I had been thinking about making a platform arena shooter. I haven’t really made a platform game controller before so I decided I’d do that.
My platformer idea I had was to have players that could pilot robots, so players would control different things in the game at different points in time.
I wanted to use built-in physics for hilarity – I usually stick to restricted movements with my game designs.
So with those in mind, I set out to design my game. A look at the outcome will show you that I’ve basically hit my learning goals:
I made a platformer – the platformer controller was really tricky to get right, I could still improve it, but I now know a lot more about platformer controls. They are NOT easy at all, as I suspected when I started, but now I *know*.
Players would come back as different characters, so I got the swapping controls between objects thing working, and I now understand it.
Wrangling built-in physics so that it provided a good stable background against which platforming could happen was VERY tough. I had some experience with one of my previous prototypes Bear Chuck, but this was more freeform and thus harder. The results were glitchy but satisfactory, and a lot of learning was gleaned from it. As well as an idea of how I could improve the system.

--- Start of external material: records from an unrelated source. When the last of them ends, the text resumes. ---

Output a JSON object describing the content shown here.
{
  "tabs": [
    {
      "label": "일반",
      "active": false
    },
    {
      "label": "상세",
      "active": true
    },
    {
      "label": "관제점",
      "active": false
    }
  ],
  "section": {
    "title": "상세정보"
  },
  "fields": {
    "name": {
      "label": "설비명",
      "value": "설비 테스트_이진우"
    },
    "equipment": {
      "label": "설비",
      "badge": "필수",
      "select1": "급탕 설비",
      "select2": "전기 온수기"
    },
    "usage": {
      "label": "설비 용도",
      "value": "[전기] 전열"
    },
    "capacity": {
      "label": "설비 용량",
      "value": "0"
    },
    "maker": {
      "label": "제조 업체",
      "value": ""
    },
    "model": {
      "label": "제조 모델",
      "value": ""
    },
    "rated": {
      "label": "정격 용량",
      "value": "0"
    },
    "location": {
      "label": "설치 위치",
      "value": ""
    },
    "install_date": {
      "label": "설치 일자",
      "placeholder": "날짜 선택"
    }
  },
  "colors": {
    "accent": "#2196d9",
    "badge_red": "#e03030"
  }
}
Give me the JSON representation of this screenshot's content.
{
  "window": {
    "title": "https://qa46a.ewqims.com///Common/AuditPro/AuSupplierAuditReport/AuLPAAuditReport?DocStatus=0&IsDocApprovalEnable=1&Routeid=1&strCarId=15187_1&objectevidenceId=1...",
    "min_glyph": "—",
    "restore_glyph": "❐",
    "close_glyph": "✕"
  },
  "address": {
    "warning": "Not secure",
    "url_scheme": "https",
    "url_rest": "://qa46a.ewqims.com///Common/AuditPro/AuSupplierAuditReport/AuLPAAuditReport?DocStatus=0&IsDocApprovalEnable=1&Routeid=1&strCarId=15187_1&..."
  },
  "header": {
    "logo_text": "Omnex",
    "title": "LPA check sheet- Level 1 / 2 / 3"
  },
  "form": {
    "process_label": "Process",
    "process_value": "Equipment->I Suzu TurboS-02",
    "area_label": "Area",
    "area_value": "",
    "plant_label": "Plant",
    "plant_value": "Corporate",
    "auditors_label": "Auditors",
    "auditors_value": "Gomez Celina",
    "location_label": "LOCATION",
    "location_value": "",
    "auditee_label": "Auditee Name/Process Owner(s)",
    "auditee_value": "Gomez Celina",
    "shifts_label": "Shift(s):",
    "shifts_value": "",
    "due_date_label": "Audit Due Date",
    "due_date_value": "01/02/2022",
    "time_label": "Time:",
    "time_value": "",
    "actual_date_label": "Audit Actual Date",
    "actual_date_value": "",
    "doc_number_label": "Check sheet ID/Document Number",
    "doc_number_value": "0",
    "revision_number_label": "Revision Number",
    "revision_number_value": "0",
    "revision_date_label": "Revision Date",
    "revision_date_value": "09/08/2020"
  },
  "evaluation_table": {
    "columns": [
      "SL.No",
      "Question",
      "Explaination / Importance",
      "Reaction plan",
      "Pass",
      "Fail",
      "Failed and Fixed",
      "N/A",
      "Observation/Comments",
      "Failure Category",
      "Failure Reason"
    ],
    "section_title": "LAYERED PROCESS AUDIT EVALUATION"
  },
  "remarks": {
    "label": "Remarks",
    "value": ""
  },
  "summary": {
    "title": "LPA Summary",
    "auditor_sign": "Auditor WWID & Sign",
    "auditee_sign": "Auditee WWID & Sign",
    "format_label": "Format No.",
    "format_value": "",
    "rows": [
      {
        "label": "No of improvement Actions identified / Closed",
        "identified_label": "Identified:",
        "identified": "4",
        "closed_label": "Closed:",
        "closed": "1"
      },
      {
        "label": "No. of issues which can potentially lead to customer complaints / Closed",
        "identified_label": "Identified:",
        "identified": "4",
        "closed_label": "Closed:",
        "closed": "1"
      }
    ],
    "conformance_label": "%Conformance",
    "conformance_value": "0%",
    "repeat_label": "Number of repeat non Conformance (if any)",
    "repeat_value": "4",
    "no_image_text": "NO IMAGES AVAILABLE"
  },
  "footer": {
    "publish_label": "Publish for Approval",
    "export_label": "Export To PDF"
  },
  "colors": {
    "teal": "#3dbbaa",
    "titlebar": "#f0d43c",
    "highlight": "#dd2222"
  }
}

Bonus: Give people the best chance of playing your game
As I sat through this year’s entries into LD I noticed a lot of problems that was excluding people from playing their game. Hell I made a fundamental “mistake” too, so let’s talk about that:
The basic principle: LOWER BARRIER TO PLAY. This sounds so simple but so few people seem to keep it in mind. This encompasses many things:
Web player. This is the single easiest and best way to get people to play your game – it works across Macs, Windows, and is usually the best option to deliver your game on if you want people to play your game. And you do, obviously.
Be aware of current affairs: I said “usually” in the above point because Chrome is having a row with Unity web plugin. You can find more details if you Googled for it, basically Unity acknowledges it as Google not liking a tech that they’ve been using and Google’s shut it down with Chrome. I’ve been using Safari as a backup to continue playing Unity web games, but so many people won’t know this and it just appears as if the developer screwed up. So…
Deliver in as many platforms as you can: So yes you got a web player, but it’s better to get a Windows and OSX build up alongside – not only are more options intrinsically better for getting more people access, it also gives streamers more options, if you get their attention.
Single player option – Always *try* to make your game so it’s possible to play single player. Finding other players to play with is TOUGH when everyone basically just finished a jam, is dog tired, and is in front of their laptops at home. That said, I obviously went and made a non-single player game… So I broke this rule, but I thought long and hard about it. If you have time to make a single player mode, or some REALLY RUDIMENTARY AI, or whatever, do it.
Clear, simple, quick instructions. FIRST. Consider the possibility of people not reading. It will always happen, and their failure to get stuff working is your loss, not theirs. I stuck my instructions at the top above the game, and made it as simple and clear as possible. Fuck sentences, just get people to understand it.
So, whew, that’s a lot of text just on how Ludum Dare went. So I’m not gonna talk about the game for now. I might come back and write more about it, definitely gonna do a post-jam brush up of it, and finish up Amy, and maybe add more features I had in mind while playing like a shifting arena or 6 more characters